9.29.15 Sagrada Familia-002smThis is the “Nativity” facade of Sagrada Familia. There are two others, the “Resurrection” facade and the “Gloria” facade, each with four tall spires like this one. An even taller center spire is intended to complete the project.

 

 

The newer construction is intended to carry out Gaudi’s intentions, but the Resurrection facade, mostly complete, is created of smoother stone, probably to simplify construction, and you can see the difference.

resurrection_sagradafamiliaThe upshot of our reconnaissance was that we did not purchase our tickets. To get our ICOM admission, we need to wait in line (no on-line sales) and take the next time available. We were put off by the crowds and tentatively plan to visit during the last week in October.

We blinked.

Gaudi can be overwhelming. Maybe it will be better after a bit of a break.

 

 

 

 

What we discovered in visiting Sagrada Familia is the astonishing number of visitors. When we arrived on a Monday (OK, it was midday), the line to purchase a ticket was 30 minutes long. If you purchased a ticket, your entry time would be 4 pm–all earlier times sold out–then you walked to the opposite side of the building, 2 blocks away, to wait. Even with a ticket, it takes another 30 minutes of standing in line to get into the building.
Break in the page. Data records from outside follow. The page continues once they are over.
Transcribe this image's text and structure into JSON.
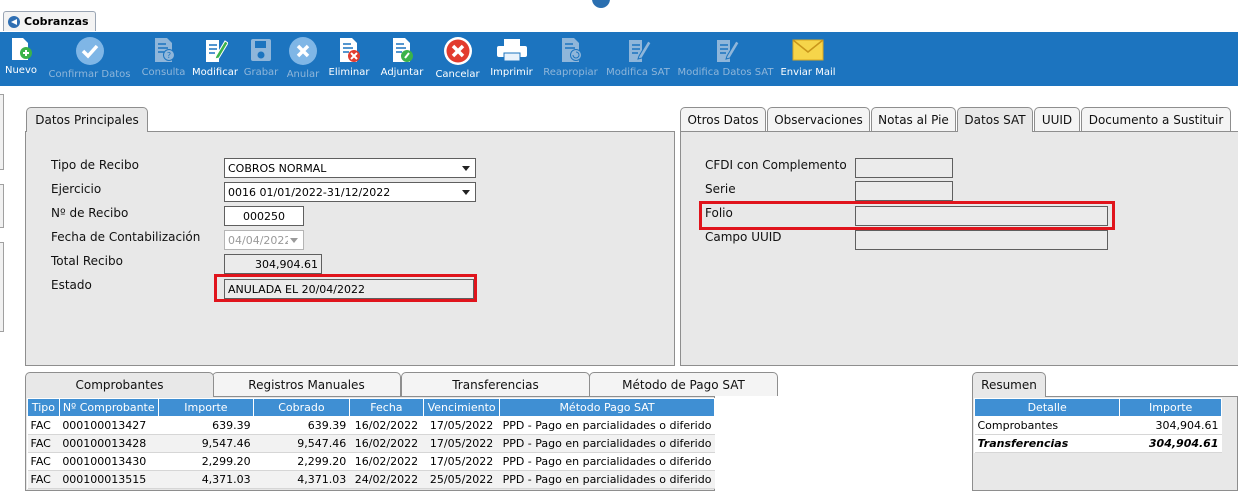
{
  "window": {
    "tab_title": "Cobranzas"
  },
  "toolbar": [
    {
      "label": "Nuevo",
      "icon": "new-doc-icon",
      "enabled": true
    },
    {
      "label": "Confirmar Datos",
      "icon": "check-icon",
      "enabled": false
    },
    {
      "label": "Consulta",
      "icon": "query-doc-icon",
      "enabled": false
    },
    {
      "label": "Modificar",
      "icon": "edit-icon",
      "enabled": true
    },
    {
      "label": "Grabar",
      "icon": "save-icon",
      "enabled": false
    },
    {
      "label": "Anular",
      "icon": "cancel-x-icon",
      "enabled": false
    },
    {
      "label": "Eliminar",
      "icon": "delete-doc-icon",
      "enabled": true
    },
    {
      "label": "Adjuntar",
      "icon": "attach-icon",
      "enabled": true
    },
    {
      "label": "Cancelar",
      "icon": "cancel-red-icon",
      "enabled": true
    },
    {
      "label": "Imprimir",
      "icon": "printer-icon",
      "enabled": true
    },
    {
      "label": "Reapropiar",
      "icon": "reassign-icon",
      "enabled": false
    },
    {
      "label": "Modifica SAT",
      "icon": "edit-sat-icon",
      "enabled": false
    },
    {
      "label": "Modifica Datos SAT",
      "icon": "edit-sat-data-icon",
      "enabled": false
    },
    {
      "label": "Enviar Mail",
      "icon": "mail-icon",
      "enabled": true
    }
  ],
  "datos_principales": {
    "tab_label": "Datos Principales",
    "tipo_recibo": {
      "label": "Tipo de Recibo",
      "value": "COBROS NORMAL"
    },
    "ejercicio": {
      "label": "Ejercicio",
      "value": "0016 01/01/2022-31/12/2022"
    },
    "numero_recibo": {
      "label": "Nº de Recibo",
      "value": "000250"
    },
    "fecha_contabilizacion": {
      "label": "Fecha de Contabilización",
      "value": "04/04/2022"
    },
    "total_recibo": {
      "label": "Total Recibo",
      "value": "304,904.61"
    },
    "estado": {
      "label": "Estado",
      "value": "ANULADA EL 20/04/2022"
    }
  },
  "sat_tabs": [
    "Otros Datos",
    "Observaciones",
    "Notas al Pie",
    "Datos SAT",
    "UUID",
    "Documento a Sustituir"
  ],
  "datos_sat": {
    "cfdi": {
      "label": "CFDI con Complemento",
      "value": ""
    },
    "serie": {
      "label": "Serie",
      "value": ""
    },
    "folio": {
      "label": "Folio",
      "value": ""
    },
    "uuid": {
      "label": "Campo UUID",
      "value": ""
    }
  },
  "bottom_tabs": [
    "Comprobantes",
    "Registros Manuales",
    "Transferencias",
    "Método de Pago SAT"
  ],
  "comprobantes": {
    "columns": [
      "Tipo",
      "Nº Comprobante",
      "Importe",
      "Cobrado",
      "Fecha",
      "Vencimiento",
      "Método Pago SAT"
    ],
    "rows": [
      [
        "FAC",
        "000100013427",
        "639.39",
        "639.39",
        "16/02/2022",
        "17/05/2022",
        "PPD - Pago en parcialidades o diferido"
      ],
      [
        "FAC",
        "000100013428",
        "9,547.46",
        "9,547.46",
        "16/02/2022",
        "17/05/2022",
        "PPD - Pago en parcialidades o diferido"
      ],
      [
        "FAC",
        "000100013430",
        "2,299.20",
        "2,299.20",
        "16/02/2022",
        "17/05/2022",
        "PPD - Pago en parcialidades o diferido"
      ],
      [
        "FAC",
        "000100013515",
        "4,371.03",
        "4,371.03",
        "24/02/2022",
        "25/05/2022",
        "PPD - Pago en parcialidades o diferido"
      ]
    ]
  },
  "resumen": {
    "tab_label": "Resumen",
    "columns": [
      "Detalle",
      "Importe"
    ],
    "rows": [
      [
        "Comprobantes",
        "304,904.61"
      ],
      [
        "Transferencias",
        "304,904.61"
      ]
    ]
  },
  "colors": {
    "toolbar": "#1c74bf",
    "header": "#3f8fd3",
    "highlight": "#e0141c"
  }
}
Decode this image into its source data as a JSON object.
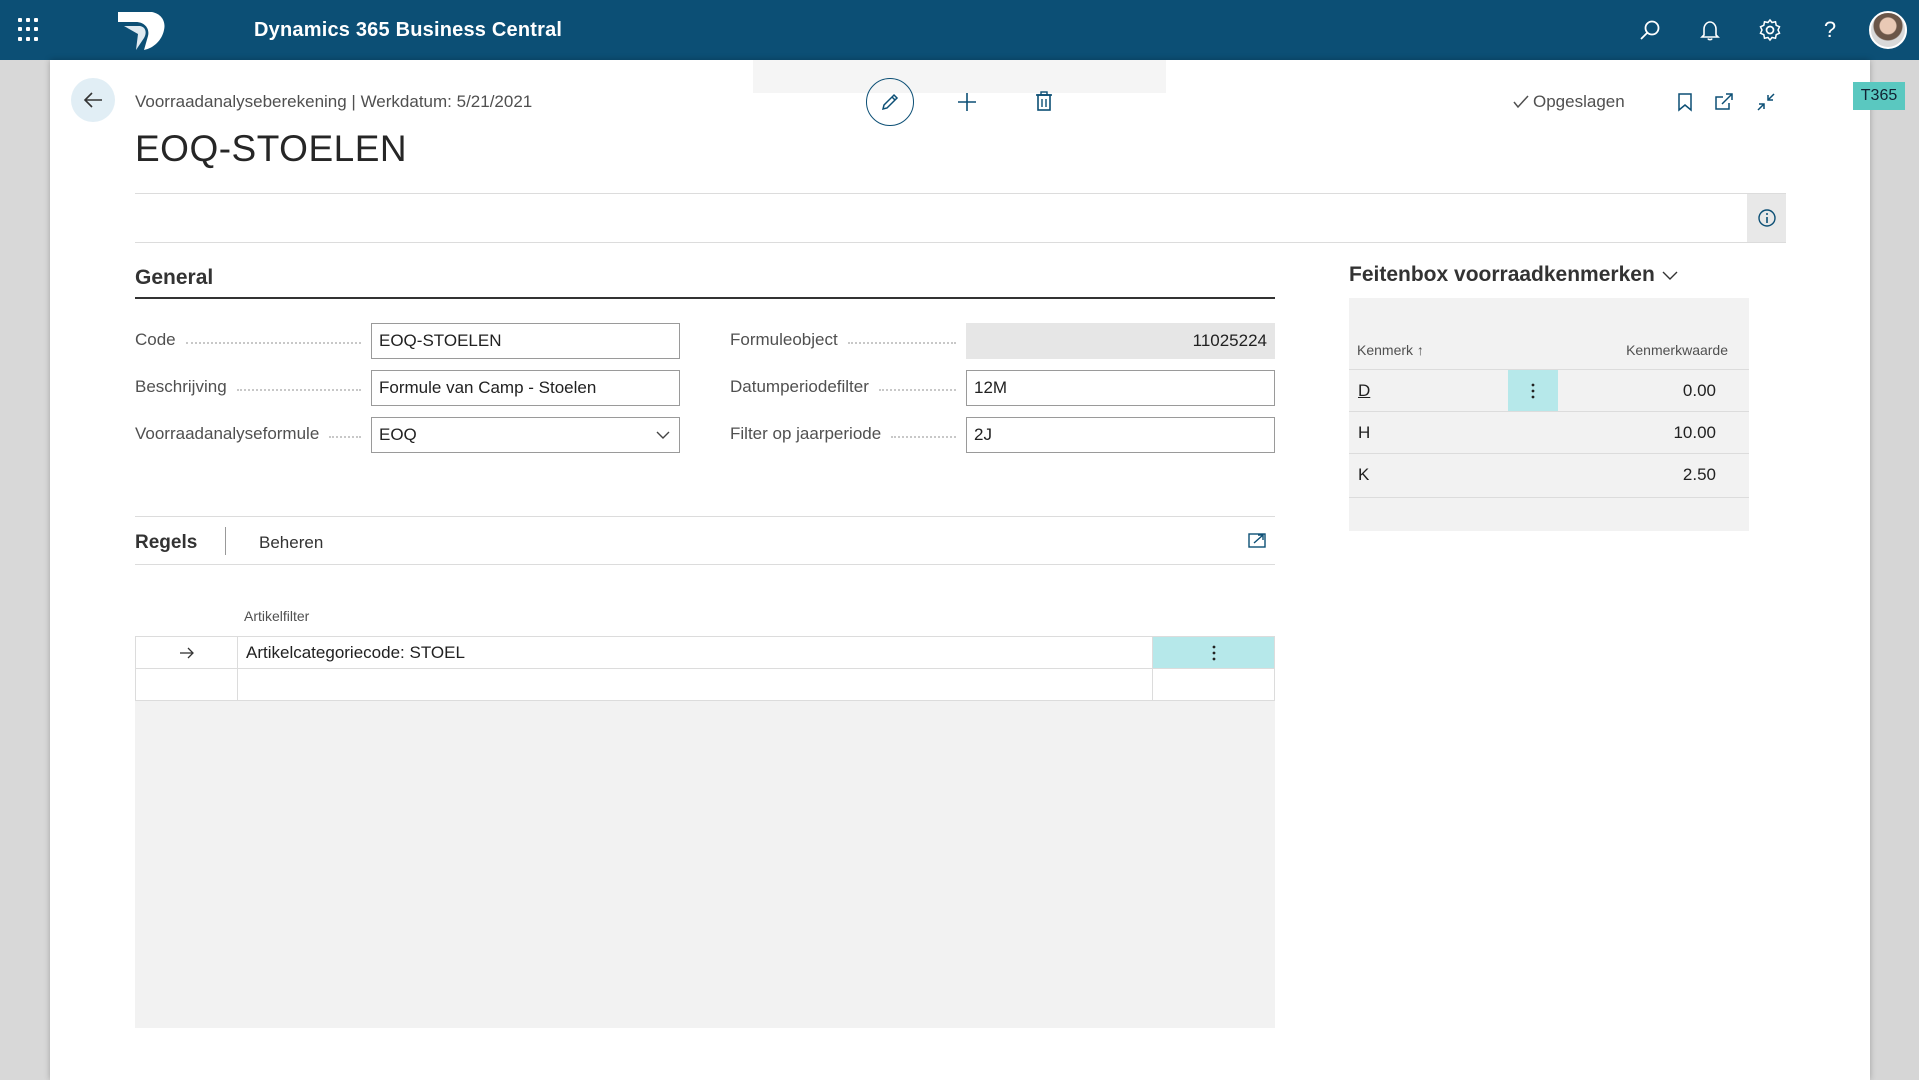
{
  "app": {
    "title": "Dynamics 365 Business Central"
  },
  "header": {
    "breadcrumb": "Voorraadanalyseberekening | Werkdatum: 5/21/2021",
    "title": "EOQ-STOELEN",
    "saved_label": "Opgeslagen",
    "env_badge": "T365"
  },
  "general": {
    "section_title": "General",
    "fields": {
      "code": {
        "label": "Code",
        "value": "EOQ-STOELEN"
      },
      "beschrijving": {
        "label": "Beschrijving",
        "value": "Formule van Camp - Stoelen"
      },
      "formule": {
        "label": "Voorraadanalyseformule",
        "value": "EOQ"
      },
      "formuleobject": {
        "label": "Formuleobject",
        "value": "11025224"
      },
      "datumperiodefilter": {
        "label": "Datumperiodefilter",
        "value": "12M"
      },
      "jaarperiode": {
        "label": "Filter op jaarperiode",
        "value": "2J"
      }
    }
  },
  "regels": {
    "title": "Regels",
    "manage_label": "Beheren",
    "column_header": "Artikelfilter",
    "rows": [
      {
        "filter": "Artikelcategoriecode: STOEL"
      },
      {
        "filter": ""
      }
    ]
  },
  "factbox": {
    "title": "Feitenbox voorraadkenmerken",
    "col_key": "Kenmerk ↑",
    "col_value": "Kenmerkwaarde",
    "rows": [
      {
        "key": "D",
        "value": "0.00"
      },
      {
        "key": "H",
        "value": "10.00"
      },
      {
        "key": "K",
        "value": "2.50"
      }
    ]
  },
  "colors": {
    "appbar": "#0c4f75",
    "accent_teal": "#b6e8ea",
    "badge": "#5ac8c0"
  }
}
There are more than 3 million visitors per year to Sagrada Familia. To put it in familar terms, that is about 30% more than the largest number of people who have ever visited the Field Museum in a year (Think King Tut, Sue the first year). That means that every day of the year around 8,000 people visit. That turns out to be a lot of people.